The Evolution of AES
Encryption, the practice of securing information from unauthorized access, boasts a rich history that spans centuries. Join us as we delve into the fascinating journey of encryption, tracing its evolution from the time of Julius Caesar to the modern standard known as AES.
Before AES - Encryption's Early Days
Long before encryption was as standardized as it is today, people used a variety of techniques to protect their secrets. For example, the Spartans in ancient times used a clever device called a scytale to send hidden messages during battles. It involved a leather strap wrapped around a wooden rod, with letters that only made sense when wrapped around the correctly sized rod. Julius Caesar had his own method – he shifted letters in the alphabet, like turning A into D or B into E, which was a simple but effective way to keep messages hidden. Fast forward to 1973, and we saw the birth of the Data Encryption Standard (DES), a significant development in the 1970s, but it wasn't perfect. By the late 1990s, DES was vulnerable to attacks due to advances in computing power.
The Caesar cipher
The Data Encryption Standard (DES) is a method to hide digital information. It was created in the 1970s by IBM and became a widely accepted way to keep data safe. DES works by taking blocks of plain text (like a short message) and turning them into secret code using special keys that are 48 bits long. It goes through several steps to do this. While DES was important in the history of keeping information secure, its keys were not long enough to protect data in modern times. That's why we now use the Advanced Encryption Standard (AES) instead.
The Rise of AES Encryption
The Advanced Encryption Standard (AES) came into play in 1998, designed to replace DES. It was created by two Belgian cryptographers, Vincent Rijmen and Joan Daemen. The National Institute of Standards and Technology (NIST) organized a competition to find a more secure encryption standard to carry us into the future, and in 2001, AES emerged as the victor. Before AES, DES was the go-to encryption method, but it had some issues, like a small key size and susceptibility to brute-force attacks. AES improved on these problems by using larger keys and blocks, making it a more secure choice.
The Ubiquitous Role of AES Encryption
The IOT powered by AES
AES encryption plays a pivotal role in safeguarding sensitive information across a wide array of everyday services and applications.
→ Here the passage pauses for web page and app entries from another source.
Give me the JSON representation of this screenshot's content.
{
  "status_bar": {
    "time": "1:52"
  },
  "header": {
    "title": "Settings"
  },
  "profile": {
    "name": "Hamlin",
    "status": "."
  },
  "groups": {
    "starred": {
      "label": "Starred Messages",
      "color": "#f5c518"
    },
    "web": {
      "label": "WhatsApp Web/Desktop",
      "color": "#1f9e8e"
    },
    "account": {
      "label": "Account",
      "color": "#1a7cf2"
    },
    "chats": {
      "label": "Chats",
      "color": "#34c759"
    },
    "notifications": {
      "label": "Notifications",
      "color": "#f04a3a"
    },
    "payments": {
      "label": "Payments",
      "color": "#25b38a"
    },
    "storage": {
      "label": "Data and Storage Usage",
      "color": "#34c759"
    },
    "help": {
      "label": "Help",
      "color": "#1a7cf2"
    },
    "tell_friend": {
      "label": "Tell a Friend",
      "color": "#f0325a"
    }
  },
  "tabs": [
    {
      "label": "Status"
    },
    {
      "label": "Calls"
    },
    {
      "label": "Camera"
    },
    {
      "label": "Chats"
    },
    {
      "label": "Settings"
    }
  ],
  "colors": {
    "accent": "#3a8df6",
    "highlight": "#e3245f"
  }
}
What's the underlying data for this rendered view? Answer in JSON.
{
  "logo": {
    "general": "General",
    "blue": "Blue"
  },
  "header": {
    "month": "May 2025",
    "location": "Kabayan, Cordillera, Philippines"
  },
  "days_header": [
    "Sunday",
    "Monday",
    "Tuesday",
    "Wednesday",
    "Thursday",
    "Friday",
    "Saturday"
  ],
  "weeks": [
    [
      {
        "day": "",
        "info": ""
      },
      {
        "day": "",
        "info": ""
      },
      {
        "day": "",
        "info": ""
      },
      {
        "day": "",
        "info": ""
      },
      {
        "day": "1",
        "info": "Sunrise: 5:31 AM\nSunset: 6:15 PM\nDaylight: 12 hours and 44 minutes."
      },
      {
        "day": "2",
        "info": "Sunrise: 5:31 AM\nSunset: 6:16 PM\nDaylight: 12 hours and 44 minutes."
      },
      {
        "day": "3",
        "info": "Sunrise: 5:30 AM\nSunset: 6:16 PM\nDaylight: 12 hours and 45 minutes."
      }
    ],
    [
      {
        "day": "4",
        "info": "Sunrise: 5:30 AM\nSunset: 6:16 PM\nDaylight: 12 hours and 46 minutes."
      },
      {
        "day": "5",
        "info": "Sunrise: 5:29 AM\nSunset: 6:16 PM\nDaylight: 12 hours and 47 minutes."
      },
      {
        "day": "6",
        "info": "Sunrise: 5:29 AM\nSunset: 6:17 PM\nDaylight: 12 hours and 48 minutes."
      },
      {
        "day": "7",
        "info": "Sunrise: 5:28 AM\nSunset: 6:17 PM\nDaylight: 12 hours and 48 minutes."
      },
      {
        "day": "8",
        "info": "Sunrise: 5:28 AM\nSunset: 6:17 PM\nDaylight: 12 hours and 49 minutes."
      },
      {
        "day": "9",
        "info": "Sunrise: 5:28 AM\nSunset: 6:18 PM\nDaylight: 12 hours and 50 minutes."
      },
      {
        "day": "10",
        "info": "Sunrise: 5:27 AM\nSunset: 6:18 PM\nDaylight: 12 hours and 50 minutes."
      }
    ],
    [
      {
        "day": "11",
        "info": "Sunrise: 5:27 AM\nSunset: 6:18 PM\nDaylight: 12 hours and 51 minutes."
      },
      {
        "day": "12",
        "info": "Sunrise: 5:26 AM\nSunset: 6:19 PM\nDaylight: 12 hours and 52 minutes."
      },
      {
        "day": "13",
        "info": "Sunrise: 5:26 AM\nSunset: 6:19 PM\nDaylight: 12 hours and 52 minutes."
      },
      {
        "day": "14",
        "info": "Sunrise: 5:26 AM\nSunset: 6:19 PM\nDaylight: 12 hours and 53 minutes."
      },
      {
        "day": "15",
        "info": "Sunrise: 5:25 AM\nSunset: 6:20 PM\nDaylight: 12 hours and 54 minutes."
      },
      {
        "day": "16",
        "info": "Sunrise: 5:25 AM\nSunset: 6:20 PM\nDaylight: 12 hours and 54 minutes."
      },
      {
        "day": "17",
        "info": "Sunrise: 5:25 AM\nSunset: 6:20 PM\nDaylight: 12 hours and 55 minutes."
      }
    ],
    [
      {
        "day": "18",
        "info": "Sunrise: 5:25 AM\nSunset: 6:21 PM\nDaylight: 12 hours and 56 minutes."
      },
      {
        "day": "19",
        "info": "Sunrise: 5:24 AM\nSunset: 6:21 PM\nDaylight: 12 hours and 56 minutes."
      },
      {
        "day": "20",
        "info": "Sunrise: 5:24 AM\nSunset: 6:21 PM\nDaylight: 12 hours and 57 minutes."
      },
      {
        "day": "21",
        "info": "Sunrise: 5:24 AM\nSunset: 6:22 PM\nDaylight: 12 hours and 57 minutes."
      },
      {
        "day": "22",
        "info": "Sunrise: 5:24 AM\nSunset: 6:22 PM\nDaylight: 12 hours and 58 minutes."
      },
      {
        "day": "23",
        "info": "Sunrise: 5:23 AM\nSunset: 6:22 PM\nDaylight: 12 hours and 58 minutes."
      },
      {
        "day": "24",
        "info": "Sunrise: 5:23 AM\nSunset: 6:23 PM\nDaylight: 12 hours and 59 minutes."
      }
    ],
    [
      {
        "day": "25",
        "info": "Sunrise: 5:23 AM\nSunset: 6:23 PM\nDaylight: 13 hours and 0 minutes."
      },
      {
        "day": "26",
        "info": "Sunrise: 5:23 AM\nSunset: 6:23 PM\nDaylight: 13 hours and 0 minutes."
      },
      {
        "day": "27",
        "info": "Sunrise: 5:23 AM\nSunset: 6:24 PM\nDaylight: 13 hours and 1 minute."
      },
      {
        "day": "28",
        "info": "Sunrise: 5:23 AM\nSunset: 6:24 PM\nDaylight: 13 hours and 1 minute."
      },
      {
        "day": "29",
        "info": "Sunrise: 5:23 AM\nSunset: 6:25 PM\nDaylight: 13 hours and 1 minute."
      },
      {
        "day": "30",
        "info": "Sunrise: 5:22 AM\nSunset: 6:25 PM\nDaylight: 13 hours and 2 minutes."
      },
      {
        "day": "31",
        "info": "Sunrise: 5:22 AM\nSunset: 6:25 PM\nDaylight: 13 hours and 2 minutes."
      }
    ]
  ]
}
Virtually all secure communications over the internet, such as online banking, e-commerce transactions, and email services, rely on AES encryption to ensure the confidentiality and integrity of data. Major cloud storage providers like Google Drive, Dropbox, and Microsoft OneDrive employ AES encryption to protect user data stored in the cloud. Additionally, messaging applications like WhatsApp and Signal use AES encryption to secure user conversations, making it challenging for unauthorized parties to intercept or decipher messages. AES encryption is also integrated into virtual private networks (VPNs), ensuring the privacy of internet traffic. From securing your smartphone's data to enabling secure video conferencing and remote access to corporate networks, AES encryption is an indispensable tool that underpins the privacy and security of everyday digital life.
Looking Ahead: The Future of AES
AES has been protecting data for over 20 years, serving as the encryption standard for nearly two decades. It remains one of the most secure encryption methods available today. However, technology is always advancing, and so are the techniques used to crack encryption. To stay ahead of potential threats, it's crucial to continue refining encryption methods. One major concern is AES's vulnerability to quantum computing attacks. Quantum computers have the potential to break many of today's encryption algorithms, including AES. As a result, researchers are actively working on creating new encryption methods that can withstand quantum computing attacks.
In conclusion, since its introduction in 1998, AES has become a widely adopted standard for securing data in many applications. However, the quest for better encryption must continue, especially in the face of evolving threats as technology advances.